8) Which of course leads to the trading deadline, because of course all roads (and numbered paragraphs) lead to the trade deadline. Matt Garza has gone to Texas, and the Indians are left to ponder the best way to improve their team at the deadline, if they can. Is it a starting pitcher? A hitter? Or in the bullpen? (Which pretty much covers all possibilities.) The numbers would indicate the Indians can win the way the starters have pitched. The offense has had its down moments, but its 479 runs rank fifth in all of baseball. That’s right, the Indians have the fifth highest total of runs scored in Major League Baseball, and that is the one statistic that is the most important in this age of analytics. Too, the ranking does not change when it’s figured as runs per game as opposed to total runs. The Indians are scoring 4.74 runs per game, which ranks behind only Detroit, Boston, St. Louis and Baltimore in all of baseball. Which leads to the bullpen, which was supposed to be a given when the season started. Cleveland’s bullpen ERA is 4.01, 24th in baseball. And it has blown 18 saves. Given that it’s probably easier and less costly to find relief help than a big bat or a starting pitcher, it would seem likely that if the Indians do anything to improve before the deadline, it would be to help the bullpen.

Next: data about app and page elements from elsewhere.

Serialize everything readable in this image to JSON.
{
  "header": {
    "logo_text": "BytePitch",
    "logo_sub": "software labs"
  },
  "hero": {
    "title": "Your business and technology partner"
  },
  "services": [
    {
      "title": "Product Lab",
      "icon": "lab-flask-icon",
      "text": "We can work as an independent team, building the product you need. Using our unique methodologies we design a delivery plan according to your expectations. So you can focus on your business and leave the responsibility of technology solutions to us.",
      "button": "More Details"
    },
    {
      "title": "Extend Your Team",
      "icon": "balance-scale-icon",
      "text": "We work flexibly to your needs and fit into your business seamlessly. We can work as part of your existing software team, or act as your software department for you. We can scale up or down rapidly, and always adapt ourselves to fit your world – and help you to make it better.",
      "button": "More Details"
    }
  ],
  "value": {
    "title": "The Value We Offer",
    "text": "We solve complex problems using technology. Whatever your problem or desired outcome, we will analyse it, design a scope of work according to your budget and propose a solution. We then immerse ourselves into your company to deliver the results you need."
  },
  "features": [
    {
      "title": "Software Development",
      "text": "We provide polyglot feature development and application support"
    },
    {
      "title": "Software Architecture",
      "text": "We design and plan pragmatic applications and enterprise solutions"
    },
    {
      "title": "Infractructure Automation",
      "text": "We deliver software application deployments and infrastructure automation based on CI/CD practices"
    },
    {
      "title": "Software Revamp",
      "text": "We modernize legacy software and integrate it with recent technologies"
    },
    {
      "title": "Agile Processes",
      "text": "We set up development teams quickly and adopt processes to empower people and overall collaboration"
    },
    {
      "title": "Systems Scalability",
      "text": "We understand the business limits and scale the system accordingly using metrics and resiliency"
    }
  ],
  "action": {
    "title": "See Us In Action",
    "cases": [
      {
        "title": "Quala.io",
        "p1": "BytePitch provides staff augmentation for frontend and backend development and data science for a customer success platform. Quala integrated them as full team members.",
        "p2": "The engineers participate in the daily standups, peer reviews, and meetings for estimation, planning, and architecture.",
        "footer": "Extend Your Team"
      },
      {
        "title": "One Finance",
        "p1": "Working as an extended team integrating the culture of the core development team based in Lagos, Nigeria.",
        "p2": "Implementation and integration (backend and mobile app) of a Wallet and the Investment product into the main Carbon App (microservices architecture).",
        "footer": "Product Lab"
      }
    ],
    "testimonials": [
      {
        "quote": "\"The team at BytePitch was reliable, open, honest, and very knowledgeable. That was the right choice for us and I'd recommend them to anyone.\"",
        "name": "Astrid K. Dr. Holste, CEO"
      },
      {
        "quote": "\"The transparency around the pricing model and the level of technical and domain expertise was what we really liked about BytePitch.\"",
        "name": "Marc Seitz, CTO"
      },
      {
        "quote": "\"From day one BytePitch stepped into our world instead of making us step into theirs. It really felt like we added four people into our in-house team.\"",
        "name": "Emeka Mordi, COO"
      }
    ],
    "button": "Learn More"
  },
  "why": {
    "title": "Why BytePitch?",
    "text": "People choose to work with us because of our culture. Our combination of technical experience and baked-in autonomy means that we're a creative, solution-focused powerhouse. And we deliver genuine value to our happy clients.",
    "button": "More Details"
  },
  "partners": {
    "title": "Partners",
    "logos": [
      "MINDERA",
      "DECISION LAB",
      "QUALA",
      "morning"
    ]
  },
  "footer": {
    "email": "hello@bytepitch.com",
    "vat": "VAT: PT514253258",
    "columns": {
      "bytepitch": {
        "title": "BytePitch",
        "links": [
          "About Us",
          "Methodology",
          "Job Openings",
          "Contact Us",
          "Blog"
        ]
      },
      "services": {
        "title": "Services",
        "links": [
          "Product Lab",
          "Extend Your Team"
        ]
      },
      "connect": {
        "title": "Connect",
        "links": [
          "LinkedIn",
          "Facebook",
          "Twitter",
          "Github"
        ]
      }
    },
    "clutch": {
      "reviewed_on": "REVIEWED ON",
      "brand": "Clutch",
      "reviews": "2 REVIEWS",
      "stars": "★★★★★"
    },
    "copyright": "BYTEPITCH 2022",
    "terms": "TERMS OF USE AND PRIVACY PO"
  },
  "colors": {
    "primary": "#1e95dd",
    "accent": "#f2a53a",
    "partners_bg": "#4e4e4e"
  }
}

9) Nick Swisher’s an easy target. He signed a $54 million contract in the offseason, he’s the highest paid Indian at $11 million and he’s hitting .242 with 10 home runs and 32 RBI. That puts him on pace to hit 16 home runs and finish with 51 RBI, which would be the lowest for Swisher since he became a regular in 2005 (Swisher has hit at least 21 home runs in each of the last eight seasons). It’s easy to say Swisher can’t handle the heat of being “the guy” rather than a supporter of players like Derek Jeter and Alex Rodriguez, but Swisher is in that no-man’s land caused by injury. He’s playing hurt. And he’s never had an injury like this before. Swisher has missed 16 games this season -- the most he missed in any season from 2006-2012 was 14. He averaged 149 games per season from 2005-2012. Now he’s fighting through an injury that he has to deal with the rest of the season. Neither the Indians or Swisher have specified what is wrong, but it sure seems like there is some structural problem that is serious enough that it might need postseason attention (surgery?) but is something he can play with by strengthening the muscles around the area. This is no way to swing a bat, and Swisher is in limbo; he wants to keep playing because he truly enjoys his teammates, and believes in the team, and he also wants to justify the big contract he was given. He cares. But he clearly is not his complete self.